  • No high-grade chondromalacia of the patellofemoral compartment.
  • Flexors and extensors are intact.
  • Partial-thickness chondral thinning of the weight bearing medial femoral condyle. Minimal marginal spurring medial femoral condyle. Stable healing complex vertical tear in the outer red-red zone posterior horn to posterior body of the medial meniscus likely from original pivot-shift injury.
  • PCL is intact. ACL graft is intact. Giant cyclops lesion (images 1 and 2, green arrows) anterior to the ACL graft favored over localized PVNS (also known as giant cell tumor of tendon sheath, intra-articular).
  • MCL and LCL are intact.
  • No high-grade chondromalacia of the lateral compartment. Minimal marginal spurring lateral femoral condyle. No lateral meniscus tear.
  • Posterolateral corner is intact.
  • 2+ proteinaceous effusion.
  • Swelling of the subcutaneous tissues anteriorly.


  • ACL graft is intact with giant cyclops lesion anterior to the ACL graft favored over localized PVNS.

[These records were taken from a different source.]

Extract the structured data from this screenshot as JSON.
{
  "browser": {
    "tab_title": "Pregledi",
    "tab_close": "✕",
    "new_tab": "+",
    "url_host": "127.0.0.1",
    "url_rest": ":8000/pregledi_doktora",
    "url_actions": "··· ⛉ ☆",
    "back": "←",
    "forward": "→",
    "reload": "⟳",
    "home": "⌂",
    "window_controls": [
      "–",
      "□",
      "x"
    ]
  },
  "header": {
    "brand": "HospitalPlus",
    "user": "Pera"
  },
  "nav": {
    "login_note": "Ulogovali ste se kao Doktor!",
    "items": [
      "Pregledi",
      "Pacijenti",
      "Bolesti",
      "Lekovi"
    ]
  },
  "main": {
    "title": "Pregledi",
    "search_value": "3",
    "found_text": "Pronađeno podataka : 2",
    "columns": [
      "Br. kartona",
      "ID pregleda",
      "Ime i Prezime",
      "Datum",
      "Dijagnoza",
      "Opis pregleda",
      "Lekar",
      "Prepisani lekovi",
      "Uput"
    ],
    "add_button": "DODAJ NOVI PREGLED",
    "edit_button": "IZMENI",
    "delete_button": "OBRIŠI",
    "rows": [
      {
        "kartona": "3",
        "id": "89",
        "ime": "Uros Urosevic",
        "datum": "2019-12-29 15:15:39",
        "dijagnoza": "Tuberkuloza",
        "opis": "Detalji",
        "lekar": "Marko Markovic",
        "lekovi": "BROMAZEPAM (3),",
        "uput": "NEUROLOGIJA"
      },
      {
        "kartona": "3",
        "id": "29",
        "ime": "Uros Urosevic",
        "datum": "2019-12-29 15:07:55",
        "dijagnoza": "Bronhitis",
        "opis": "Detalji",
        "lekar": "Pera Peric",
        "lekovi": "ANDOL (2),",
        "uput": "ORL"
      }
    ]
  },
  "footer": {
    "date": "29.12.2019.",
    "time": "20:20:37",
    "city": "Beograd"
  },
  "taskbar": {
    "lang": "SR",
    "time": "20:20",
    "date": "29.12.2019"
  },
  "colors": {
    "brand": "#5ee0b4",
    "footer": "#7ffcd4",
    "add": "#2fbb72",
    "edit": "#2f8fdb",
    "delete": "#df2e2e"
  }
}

  • Stable healing complex vertical tear outer healing red-red zone posterior horn to posterior body of the medial meniscus likely from original pivot-shift injury.